This humbled me. It means my work is less about what I have to offer from my own journey and the overflow of my own heart and more about what God wants to do Himself in the life and heart of that person.
Then at church that night, my pastor shared something that seemed to further these thoughts. At the very end of his sermon, he talked about how often we don't know how to pray for what is best because we don't know the mind of God. We pray with the best intentions we have, but God's purposes transcend our understanding and what we would choose for those we love. Our minds and our hearts are finite. They can only contain and conceive and purpose so much.
I found his words here particularly compelling:
Can you imagine Deborah's mother? You know Deborah, the warrior judge in Judges, the one who defeated the army? Can you hear her mom when she was growing up: "Oh God, she's so masculine. She's always beating up the boys. Why can't you make her feminine? I pray, God, make her feminine."
Can you imagine Esther's mom, or the ones who raised Esther?

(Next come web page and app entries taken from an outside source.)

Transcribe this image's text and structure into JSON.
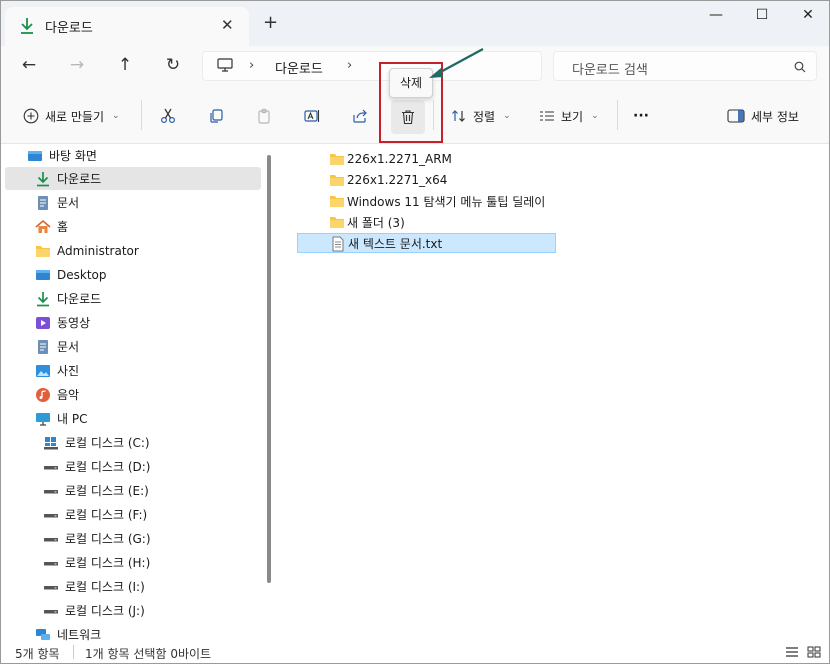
{
  "tab": {
    "title": "다운로드",
    "close": "✕",
    "new": "+"
  },
  "window_controls": {
    "minimize": "—",
    "maximize": "☐",
    "close": "✕"
  },
  "nav": {
    "back": "←",
    "forward": "→",
    "up": "↑",
    "refresh": "↻"
  },
  "address": {
    "chevron": "›",
    "crumb": "다운로드"
  },
  "search": {
    "placeholder": "다운로드 검색"
  },
  "commands": {
    "new": "새로 만들기",
    "sort": "정렬",
    "view": "보기",
    "more": "···",
    "details": "세부 정보",
    "tooltip": "삭제"
  },
  "sidebar": {
    "items": [
      {
        "label": "바탕 화면",
        "icon": "desktop-icon"
      },
      {
        "label": "다운로드",
        "icon": "download-icon",
        "selected": true
      },
      {
        "label": "문서",
        "icon": "document-icon"
      },
      {
        "label": "홈",
        "icon": "home-icon"
      },
      {
        "label": "Administrator",
        "icon": "folder-icon"
      },
      {
        "label": "Desktop",
        "icon": "desktop-icon"
      },
      {
        "label": "다운로드",
        "icon": "download-icon"
      },
      {
        "label": "동영상",
        "icon": "video-icon"
      },
      {
        "label": "문서",
        "icon": "document-icon"
      },
      {
        "label": "사진",
        "icon": "picture-icon"
      },
      {
        "label": "음악",
        "icon": "music-icon"
      },
      {
        "label": "내 PC",
        "icon": "pc-icon"
      },
      {
        "label": "로컬 디스크 (C:)",
        "icon": "windows-drive-icon"
      },
      {
        "label": "로컬 디스크 (D:)",
        "icon": "drive-icon"
      },
      {
        "label": "로컬 디스크 (E:)",
        "icon": "drive-icon"
      },
      {
        "label": "로컬 디스크 (F:)",
        "icon": "drive-icon"
      },
      {
        "label": "로컬 디스크 (G:)",
        "icon": "drive-icon"
      },
      {
        "label": "로컬 디스크 (H:)",
        "icon": "drive-icon"
      },
      {
        "label": "로컬 디스크 (I:)",
        "icon": "drive-icon"
      },
      {
        "label": "로컬 디스크 (J:)",
        "icon": "drive-icon"
      },
      {
        "label": "네트워크",
        "icon": "network-icon"
      }
    ]
  },
  "files": [
    {
      "name": "226x1.2271_ARM",
      "type": "folder"
    },
    {
      "name": "226x1.2271_x64",
      "type": "folder"
    },
    {
      "name": "Windows 11 탐색기 메뉴 툴팁 딜레이",
      "type": "folder"
    },
    {
      "name": "새 폴더 (3)",
      "type": "folder"
    },
    {
      "name": "새 텍스트 문서.txt",
      "type": "text",
      "selected": true
    }
  ],
  "status": {
    "count": "5개 항목",
    "selection": "1개 항목 선택함 0바이트"
  },
  "colors": {
    "annotation_box": "#c8202a",
    "annotation_arrow": "#1f6b63",
    "selection_bg": "#cce8ff",
    "folder": "#f7c548",
    "download_green": "#1a8f4c"
  }
}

Esther, beautiful Esther. Can you imagine the prayers: "Oh God, don't let people look on her as just beautiful. Just give her a normal life. Don't let her get all caught up in her looks." When it was that particular beauty that put her in a position to save an entire nation.
Can you imagine Joseph's mom? "Oh God, he's so different from his brothers. Protect him from his brothers." What if his brothers hadn't thrown him into the pit, sold him into slavery? He would never have become the second most powerful man in the world. If that mother's prayer had been answered, if he had been protected, if he had been safe, he never would have been great.

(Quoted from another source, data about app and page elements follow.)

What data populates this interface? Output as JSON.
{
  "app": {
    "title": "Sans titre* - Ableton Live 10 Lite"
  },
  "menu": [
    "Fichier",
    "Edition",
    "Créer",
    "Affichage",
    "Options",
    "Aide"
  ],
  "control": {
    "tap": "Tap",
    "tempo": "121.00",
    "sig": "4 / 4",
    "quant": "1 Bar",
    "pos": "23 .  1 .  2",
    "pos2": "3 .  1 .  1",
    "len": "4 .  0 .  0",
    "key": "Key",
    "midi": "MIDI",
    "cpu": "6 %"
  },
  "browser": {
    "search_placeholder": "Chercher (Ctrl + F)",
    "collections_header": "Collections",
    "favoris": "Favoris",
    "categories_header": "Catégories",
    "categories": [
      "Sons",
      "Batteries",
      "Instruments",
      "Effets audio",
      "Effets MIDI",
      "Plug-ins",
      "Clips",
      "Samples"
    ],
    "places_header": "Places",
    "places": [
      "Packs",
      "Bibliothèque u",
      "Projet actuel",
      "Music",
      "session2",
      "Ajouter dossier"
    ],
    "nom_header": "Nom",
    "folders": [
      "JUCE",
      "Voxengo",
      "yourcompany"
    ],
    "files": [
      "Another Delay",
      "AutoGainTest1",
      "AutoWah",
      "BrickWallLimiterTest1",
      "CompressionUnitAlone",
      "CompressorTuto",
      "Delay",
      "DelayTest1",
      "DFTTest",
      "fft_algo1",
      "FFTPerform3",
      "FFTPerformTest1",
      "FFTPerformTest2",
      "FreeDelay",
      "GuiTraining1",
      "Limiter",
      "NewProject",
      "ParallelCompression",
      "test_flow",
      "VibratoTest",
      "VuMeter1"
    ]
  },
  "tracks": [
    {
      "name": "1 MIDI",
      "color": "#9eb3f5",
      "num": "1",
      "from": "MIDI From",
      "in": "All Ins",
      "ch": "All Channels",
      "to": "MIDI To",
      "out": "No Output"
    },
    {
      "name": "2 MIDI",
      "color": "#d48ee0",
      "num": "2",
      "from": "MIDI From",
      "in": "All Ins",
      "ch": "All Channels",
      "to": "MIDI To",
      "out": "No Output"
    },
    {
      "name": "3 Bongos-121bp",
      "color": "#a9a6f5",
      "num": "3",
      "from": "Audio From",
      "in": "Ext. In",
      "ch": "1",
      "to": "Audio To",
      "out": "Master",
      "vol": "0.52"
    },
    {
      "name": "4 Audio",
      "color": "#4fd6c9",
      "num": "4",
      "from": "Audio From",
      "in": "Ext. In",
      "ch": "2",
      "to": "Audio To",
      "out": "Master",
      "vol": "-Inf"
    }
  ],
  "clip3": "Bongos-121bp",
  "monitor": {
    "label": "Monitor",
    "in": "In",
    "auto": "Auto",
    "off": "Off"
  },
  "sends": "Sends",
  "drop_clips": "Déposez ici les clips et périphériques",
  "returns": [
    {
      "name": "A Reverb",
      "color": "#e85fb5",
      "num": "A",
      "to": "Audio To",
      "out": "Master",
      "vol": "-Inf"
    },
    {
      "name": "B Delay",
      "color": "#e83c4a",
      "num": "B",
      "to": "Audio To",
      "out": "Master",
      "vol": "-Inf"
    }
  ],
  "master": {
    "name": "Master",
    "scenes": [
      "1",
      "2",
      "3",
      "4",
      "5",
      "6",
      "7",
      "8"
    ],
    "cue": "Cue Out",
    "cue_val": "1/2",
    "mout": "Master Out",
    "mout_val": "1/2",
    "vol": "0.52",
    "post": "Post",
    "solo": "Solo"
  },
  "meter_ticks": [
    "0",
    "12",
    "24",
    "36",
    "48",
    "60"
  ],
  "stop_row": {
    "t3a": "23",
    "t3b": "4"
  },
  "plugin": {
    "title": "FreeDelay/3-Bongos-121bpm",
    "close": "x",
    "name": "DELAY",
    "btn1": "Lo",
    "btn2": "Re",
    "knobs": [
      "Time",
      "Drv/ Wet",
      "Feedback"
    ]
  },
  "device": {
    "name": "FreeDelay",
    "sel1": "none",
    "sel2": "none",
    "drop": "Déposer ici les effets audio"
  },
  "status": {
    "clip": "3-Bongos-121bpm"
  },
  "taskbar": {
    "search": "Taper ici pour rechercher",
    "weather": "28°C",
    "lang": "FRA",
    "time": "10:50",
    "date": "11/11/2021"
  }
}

Can you imagine the prayer of Moses's mother? When all of the male Hebrew children were being killed, can you imagine the prayers: "Oh God, give me a way out of here. Let me take my baby and run. Let me escape." Can you imagine when she finally put him into the river and let him go, and then she was called to nurse him? Can you imagine the temptation and the prayer: "Oh God, can you find a way that he doesn't need to be raised in the palace, and I can keep him to myself?" If that prayer had been answered, he would not have been the one to deliver Israel.
I've been reading through Genesis and Exodus for the past month or so, and some of these stories he shared are so vivid in my mind right now. I could certainly imagine Joseph with his brothers, and Moses with his mother. I could see how limited our vision really is when we are living on the horizontal plane of this earth. Out of the overflow of our human love and experience, we pray for things we do not understand. We are so limited, but God is more than what we are.
Just after my pastor spoke these words, a woman sang a song that brought tears cascading down my cheeks in ceaseless streams. Although I am not a mother and the song is the prayer of a mother for her child, I wept. I wept for the way our understanding is limited by our humanity, but how much greater is our God. I wept for the way my mother and father loved me the best way they could, out of their own humanity. I wept for the forgiveness that comes from recognizing that their two eyes, their two hands, and their humanity was paired with God's all knowing, all being, and all seeing. I wept in the admission that I, too, only have two eyes and two hands. I am merely human . . . but God is more, and He works with me, through me, and beyond me. Today, I am thankful for this and am learning how to live more fully from this place.
Below is the song that moved me so much. It's an arrangement of a Sara Groves song, called "Prayer for This Child."